Painting surface is the first thing I consider when I start a painting.
Few things get me as excited as the raw surfaces that I prepare for my paintings.
I start with panels of hardboard or a product like Masonite. It could be a thin mahogany panel. I gesso one side several times, sand and gesso again until I achieve a smooth or textured surface depending on how much detail I plan to pursue.
Most often brush strokes or random unevenness in texture is desirable for a more exciting surface.
I use the Funkiest brushes I can find to create unusual textures. Then Sand between layers. Often at this point I become impatient and without changing my shirt or pants I start to apply layers of acrylic paint. I have very few shirts that don’t show smears and streaks of wild courage. Starting generally with thicker solid layers. I work toward thinner layers that I torture with spattered water and dry brush techniques.
Sometimes before a layer of acrylic paint is dry I will spew water spatters on it like a Voodoo witch doctor or if I am feeling more civilized I will spank the heal of my hand with a wide and wet bristle brush to get a wet spattering pattern on the nearly dry layer of paint. Then I take my hair dryer to it carefully as to not evaporate or blow away the water droplets and dry the under paint around the droplets of water.
Before the water evaporates I take an absorbent rag or paper towel and soak up the wet areas which pulls up the still wet paint underneath. This reveals the color underneath and leaves a very pleasant texture layer after layer.
Eventually I will have a surface that is begging for more abuse but stopping at just the right perfect color patterns and texture is important. Then I create another panel and another till these colorful panels are stacked up around the studio. I leave these colorful panels laying around my studio until one of them finds it’s way onto my easel and begs me to start applying oil paint to it.
Remember you can put oil paint over acrylic paint but never acrylic over oil paint.
This not a rule it is a law (of nature).
Rules were made to be broken but not laws (of nature that is).
Some areas of my work is quite loose. I add tighter details where I feel the need to define the three dimensionality. reflected highlights in the glasses and the peppers call attention to these objects and add a level of reality. Also the subtle shadows define the surface that these shadows fall onto.

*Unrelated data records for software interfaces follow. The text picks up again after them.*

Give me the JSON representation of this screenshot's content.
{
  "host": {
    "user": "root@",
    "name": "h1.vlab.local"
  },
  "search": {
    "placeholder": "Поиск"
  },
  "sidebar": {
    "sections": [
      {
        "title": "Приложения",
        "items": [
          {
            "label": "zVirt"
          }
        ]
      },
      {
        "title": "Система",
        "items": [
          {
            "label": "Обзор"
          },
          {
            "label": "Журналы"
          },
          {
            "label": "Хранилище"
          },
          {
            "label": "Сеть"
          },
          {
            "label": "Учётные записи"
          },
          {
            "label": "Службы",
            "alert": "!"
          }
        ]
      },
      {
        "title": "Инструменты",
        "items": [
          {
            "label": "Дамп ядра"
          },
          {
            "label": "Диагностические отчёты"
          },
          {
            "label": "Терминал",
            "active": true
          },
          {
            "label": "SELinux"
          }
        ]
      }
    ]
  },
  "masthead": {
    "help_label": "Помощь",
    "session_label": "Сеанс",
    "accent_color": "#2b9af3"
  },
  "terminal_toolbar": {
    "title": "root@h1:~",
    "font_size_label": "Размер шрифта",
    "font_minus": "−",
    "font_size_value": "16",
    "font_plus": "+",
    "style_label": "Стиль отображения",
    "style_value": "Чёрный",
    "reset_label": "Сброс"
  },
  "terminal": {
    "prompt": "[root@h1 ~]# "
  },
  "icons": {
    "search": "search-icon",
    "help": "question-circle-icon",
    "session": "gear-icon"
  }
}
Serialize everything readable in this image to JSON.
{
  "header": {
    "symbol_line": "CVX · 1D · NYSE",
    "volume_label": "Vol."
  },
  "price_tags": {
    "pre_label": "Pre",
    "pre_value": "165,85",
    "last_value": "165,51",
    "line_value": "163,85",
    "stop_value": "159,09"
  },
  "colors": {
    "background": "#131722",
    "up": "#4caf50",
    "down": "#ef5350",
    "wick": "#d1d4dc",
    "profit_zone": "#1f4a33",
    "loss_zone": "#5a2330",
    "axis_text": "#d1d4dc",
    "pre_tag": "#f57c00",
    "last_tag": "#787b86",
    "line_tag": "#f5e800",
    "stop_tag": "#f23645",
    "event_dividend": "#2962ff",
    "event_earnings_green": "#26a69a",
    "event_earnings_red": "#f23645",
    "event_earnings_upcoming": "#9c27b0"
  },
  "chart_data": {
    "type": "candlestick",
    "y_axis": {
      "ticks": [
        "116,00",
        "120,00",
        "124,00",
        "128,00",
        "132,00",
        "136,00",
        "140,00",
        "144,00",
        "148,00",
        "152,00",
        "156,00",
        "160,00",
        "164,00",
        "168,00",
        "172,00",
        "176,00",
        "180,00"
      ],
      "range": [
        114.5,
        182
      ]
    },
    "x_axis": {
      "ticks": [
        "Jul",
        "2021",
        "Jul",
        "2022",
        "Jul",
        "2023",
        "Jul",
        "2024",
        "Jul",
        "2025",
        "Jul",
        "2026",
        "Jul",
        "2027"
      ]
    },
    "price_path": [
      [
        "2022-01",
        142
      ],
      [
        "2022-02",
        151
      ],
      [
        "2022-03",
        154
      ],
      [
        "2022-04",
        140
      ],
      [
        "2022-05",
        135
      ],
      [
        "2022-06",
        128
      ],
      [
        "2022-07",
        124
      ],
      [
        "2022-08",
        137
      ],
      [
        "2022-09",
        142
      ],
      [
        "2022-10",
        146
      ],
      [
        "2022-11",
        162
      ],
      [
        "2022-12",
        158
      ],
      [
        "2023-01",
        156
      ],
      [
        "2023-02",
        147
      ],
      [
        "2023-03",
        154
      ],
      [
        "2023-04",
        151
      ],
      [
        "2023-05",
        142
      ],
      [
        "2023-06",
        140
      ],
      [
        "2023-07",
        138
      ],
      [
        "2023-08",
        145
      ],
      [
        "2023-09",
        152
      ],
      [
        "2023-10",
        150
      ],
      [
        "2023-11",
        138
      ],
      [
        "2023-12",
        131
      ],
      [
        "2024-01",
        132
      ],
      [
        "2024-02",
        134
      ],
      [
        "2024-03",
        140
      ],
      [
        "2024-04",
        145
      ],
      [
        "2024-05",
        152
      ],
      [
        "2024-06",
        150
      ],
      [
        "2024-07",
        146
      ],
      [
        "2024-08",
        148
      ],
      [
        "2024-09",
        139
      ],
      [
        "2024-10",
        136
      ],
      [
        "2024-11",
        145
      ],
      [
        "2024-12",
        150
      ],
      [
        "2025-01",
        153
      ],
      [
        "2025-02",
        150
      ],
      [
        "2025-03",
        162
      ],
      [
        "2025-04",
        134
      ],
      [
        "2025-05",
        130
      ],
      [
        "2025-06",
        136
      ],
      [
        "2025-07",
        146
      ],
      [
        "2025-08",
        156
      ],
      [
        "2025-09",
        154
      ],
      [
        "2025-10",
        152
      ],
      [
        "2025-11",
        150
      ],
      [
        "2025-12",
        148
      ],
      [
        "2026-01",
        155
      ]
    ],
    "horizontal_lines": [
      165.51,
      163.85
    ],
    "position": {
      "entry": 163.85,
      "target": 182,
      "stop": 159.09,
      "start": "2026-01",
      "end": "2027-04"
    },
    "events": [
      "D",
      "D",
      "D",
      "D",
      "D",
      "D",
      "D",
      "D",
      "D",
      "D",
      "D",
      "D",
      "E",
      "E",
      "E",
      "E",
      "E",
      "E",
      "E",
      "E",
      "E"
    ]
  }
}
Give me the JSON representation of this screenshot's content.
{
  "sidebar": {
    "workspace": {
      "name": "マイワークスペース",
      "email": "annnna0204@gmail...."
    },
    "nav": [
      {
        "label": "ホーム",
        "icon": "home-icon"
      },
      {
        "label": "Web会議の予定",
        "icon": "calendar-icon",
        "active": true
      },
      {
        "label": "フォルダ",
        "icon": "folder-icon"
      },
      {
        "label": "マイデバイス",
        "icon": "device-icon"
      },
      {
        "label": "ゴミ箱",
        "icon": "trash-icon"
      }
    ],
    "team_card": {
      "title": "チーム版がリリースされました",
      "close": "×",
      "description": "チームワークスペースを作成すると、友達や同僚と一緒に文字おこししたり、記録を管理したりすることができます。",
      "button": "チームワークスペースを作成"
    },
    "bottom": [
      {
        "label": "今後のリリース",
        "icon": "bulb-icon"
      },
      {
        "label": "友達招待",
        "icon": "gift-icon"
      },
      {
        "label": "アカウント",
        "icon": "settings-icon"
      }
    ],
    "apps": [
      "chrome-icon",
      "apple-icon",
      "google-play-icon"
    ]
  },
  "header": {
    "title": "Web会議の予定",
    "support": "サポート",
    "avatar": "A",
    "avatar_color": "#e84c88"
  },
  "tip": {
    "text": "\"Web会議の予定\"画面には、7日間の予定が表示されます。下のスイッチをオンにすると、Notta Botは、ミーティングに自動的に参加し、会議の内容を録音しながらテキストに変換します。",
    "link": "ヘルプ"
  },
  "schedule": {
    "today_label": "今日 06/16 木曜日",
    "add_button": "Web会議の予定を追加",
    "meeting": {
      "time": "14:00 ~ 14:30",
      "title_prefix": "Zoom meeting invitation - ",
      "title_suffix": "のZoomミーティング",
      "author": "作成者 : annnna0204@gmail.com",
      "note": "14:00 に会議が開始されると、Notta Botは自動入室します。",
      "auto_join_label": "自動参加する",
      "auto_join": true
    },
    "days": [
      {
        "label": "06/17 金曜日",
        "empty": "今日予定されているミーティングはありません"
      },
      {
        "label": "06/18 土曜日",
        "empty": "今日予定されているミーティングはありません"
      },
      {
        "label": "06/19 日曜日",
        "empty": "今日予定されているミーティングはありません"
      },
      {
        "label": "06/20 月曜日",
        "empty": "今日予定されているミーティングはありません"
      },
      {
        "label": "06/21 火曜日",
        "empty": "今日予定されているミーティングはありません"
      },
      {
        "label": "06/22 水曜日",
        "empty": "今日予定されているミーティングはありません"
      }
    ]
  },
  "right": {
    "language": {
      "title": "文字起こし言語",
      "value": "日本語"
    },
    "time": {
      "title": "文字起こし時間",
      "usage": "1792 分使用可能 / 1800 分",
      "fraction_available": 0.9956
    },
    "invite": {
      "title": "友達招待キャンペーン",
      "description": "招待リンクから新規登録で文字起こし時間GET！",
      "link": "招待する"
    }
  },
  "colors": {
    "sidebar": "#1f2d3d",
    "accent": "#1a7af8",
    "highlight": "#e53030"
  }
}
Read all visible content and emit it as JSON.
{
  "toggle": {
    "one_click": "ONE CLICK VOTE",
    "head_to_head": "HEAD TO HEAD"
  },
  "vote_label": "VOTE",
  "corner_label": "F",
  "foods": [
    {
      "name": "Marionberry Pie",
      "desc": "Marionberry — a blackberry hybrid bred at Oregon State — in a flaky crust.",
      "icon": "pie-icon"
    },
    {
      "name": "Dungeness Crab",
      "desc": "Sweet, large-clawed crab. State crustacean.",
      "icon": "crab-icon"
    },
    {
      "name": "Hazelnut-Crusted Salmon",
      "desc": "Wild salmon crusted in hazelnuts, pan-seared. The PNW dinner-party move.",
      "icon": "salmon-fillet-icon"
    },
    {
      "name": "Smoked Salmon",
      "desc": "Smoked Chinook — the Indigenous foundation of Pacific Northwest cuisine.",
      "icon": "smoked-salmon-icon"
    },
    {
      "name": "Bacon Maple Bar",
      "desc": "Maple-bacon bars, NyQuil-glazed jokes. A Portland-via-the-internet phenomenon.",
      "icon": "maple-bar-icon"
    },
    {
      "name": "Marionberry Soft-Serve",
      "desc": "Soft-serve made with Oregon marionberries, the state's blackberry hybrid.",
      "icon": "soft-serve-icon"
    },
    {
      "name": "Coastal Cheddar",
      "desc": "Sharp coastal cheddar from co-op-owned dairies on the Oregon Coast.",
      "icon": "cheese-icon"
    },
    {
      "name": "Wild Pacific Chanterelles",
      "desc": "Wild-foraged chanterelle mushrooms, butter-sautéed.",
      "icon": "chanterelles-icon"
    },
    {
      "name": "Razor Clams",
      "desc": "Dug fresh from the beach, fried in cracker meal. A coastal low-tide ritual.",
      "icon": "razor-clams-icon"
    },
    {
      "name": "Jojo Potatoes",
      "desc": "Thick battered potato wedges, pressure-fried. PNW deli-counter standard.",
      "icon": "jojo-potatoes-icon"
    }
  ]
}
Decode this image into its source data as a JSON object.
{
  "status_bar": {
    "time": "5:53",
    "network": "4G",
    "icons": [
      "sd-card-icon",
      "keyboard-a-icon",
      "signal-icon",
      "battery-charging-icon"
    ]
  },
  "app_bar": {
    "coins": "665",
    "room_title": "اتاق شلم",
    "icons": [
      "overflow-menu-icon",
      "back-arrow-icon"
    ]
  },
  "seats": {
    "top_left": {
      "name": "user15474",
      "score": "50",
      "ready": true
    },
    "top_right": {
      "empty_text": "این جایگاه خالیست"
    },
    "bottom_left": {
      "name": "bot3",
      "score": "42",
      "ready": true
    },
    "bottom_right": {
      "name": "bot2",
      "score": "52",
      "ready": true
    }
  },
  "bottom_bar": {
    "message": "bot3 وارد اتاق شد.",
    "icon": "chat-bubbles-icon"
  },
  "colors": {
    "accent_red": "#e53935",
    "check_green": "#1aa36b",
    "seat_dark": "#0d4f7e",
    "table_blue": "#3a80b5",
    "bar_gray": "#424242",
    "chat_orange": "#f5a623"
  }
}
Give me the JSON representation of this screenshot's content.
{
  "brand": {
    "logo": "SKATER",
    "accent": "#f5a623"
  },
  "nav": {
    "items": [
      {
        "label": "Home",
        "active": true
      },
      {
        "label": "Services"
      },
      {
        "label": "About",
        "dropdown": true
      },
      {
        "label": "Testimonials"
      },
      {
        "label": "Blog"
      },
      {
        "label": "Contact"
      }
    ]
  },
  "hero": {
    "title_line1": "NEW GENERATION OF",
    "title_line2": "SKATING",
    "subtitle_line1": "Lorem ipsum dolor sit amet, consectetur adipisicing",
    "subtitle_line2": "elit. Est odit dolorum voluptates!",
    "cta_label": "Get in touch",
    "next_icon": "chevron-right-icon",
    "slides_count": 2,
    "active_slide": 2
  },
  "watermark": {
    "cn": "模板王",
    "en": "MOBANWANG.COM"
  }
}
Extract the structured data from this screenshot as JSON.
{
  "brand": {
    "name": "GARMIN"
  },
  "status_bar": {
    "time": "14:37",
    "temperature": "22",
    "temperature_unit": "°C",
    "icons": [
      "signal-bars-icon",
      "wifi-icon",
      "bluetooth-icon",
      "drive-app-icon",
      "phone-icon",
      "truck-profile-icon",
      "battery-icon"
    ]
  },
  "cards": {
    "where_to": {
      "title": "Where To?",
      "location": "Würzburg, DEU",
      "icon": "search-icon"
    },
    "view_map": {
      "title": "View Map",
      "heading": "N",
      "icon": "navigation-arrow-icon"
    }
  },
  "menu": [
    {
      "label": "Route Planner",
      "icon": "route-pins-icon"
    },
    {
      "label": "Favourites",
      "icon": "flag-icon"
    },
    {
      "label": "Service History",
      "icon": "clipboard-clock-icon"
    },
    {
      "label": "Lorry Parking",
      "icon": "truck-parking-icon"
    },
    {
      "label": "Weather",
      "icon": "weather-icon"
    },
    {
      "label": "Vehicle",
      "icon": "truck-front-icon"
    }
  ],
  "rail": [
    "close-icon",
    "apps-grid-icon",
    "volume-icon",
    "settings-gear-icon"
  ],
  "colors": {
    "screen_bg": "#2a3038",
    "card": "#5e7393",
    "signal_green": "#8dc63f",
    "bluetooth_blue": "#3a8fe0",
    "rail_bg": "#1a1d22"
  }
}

The gauze in this painting was fun to paint and challenging. First I layed down a layer of shadow fabric defining the folds and shadows and three dimensions of the undulating shapes of this loose fabric and then I over painted some of the detail texture of the loose threads.